■ INSTRUCTIONS FOR THE TASK
Whenever a line in the records below contains "Confirmed", pick it out.

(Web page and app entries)
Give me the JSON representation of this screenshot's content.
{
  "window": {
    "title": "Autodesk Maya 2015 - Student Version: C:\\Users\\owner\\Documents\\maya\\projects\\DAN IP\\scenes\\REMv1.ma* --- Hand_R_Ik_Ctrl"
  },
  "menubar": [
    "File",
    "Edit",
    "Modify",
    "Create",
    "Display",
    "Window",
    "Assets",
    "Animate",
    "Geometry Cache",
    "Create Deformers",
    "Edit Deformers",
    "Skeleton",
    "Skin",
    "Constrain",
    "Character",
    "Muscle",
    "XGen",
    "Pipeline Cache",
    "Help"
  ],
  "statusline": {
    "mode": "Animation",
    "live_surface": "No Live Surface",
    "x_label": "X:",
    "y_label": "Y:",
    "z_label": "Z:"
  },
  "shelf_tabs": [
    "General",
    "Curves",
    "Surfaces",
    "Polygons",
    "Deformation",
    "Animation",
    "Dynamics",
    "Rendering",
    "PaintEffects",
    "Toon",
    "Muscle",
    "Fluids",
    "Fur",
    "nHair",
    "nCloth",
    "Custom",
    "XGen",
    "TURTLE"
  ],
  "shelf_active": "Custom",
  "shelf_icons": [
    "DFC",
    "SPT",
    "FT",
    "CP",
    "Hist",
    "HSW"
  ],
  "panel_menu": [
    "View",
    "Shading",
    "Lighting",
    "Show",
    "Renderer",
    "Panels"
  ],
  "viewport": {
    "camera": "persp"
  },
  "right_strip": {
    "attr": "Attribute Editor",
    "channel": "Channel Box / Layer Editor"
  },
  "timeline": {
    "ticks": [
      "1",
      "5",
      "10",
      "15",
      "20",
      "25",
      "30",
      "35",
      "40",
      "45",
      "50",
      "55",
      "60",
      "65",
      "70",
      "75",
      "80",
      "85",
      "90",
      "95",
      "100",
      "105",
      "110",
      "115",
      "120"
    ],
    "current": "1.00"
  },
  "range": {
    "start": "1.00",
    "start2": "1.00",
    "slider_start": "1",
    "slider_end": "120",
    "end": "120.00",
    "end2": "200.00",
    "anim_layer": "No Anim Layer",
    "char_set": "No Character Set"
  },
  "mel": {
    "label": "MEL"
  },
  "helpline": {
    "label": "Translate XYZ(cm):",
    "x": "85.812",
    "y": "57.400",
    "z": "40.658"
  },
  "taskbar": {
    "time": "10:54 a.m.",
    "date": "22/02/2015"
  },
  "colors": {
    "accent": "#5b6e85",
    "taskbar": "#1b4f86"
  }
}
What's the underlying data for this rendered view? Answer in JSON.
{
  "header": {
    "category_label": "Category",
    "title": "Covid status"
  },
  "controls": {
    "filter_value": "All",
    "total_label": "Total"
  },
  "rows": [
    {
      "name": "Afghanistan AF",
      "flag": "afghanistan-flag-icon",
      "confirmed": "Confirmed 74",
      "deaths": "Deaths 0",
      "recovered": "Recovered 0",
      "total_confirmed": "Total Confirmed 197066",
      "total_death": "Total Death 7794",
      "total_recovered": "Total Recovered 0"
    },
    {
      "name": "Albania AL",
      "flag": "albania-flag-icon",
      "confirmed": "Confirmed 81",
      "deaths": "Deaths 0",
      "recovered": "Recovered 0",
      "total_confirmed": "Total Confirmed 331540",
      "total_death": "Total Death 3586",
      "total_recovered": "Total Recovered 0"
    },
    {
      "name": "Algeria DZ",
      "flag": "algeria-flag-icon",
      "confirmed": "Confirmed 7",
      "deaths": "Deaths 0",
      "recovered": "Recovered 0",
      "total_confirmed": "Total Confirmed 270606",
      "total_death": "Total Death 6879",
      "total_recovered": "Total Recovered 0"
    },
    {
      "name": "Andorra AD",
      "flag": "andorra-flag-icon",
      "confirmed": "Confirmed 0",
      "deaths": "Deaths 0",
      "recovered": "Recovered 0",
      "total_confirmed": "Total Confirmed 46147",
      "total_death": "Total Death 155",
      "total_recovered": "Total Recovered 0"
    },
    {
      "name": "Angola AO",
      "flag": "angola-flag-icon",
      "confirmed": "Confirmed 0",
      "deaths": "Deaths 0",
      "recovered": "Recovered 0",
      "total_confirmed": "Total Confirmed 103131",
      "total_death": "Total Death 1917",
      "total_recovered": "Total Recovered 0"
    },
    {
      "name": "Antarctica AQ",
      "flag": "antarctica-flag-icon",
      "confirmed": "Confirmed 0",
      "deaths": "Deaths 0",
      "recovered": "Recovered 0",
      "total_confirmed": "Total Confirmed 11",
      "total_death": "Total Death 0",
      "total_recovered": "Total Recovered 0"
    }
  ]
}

■ EXERCISE OUTPUT
      "confirmed": "Confirmed 74",
      "total_confirmed": "Total Confirmed 197066",
      "confirmed": "Confirmed 81",
      "total_confirmed": "Total Confirmed 331540",
      "confirmed": "Confirmed 7",
      "total_confirmed": "Total Confirmed 270606",
      "confirmed": "Confirmed 0",
      "total_confirmed": "Total Confirmed 46147",
      "confirmed": "Confirmed 0",
      "total_confirmed": "Total Confirmed 103131",
      "confirmed": "Confirmed 0",
      "total_confirmed": "Total Confirmed 11",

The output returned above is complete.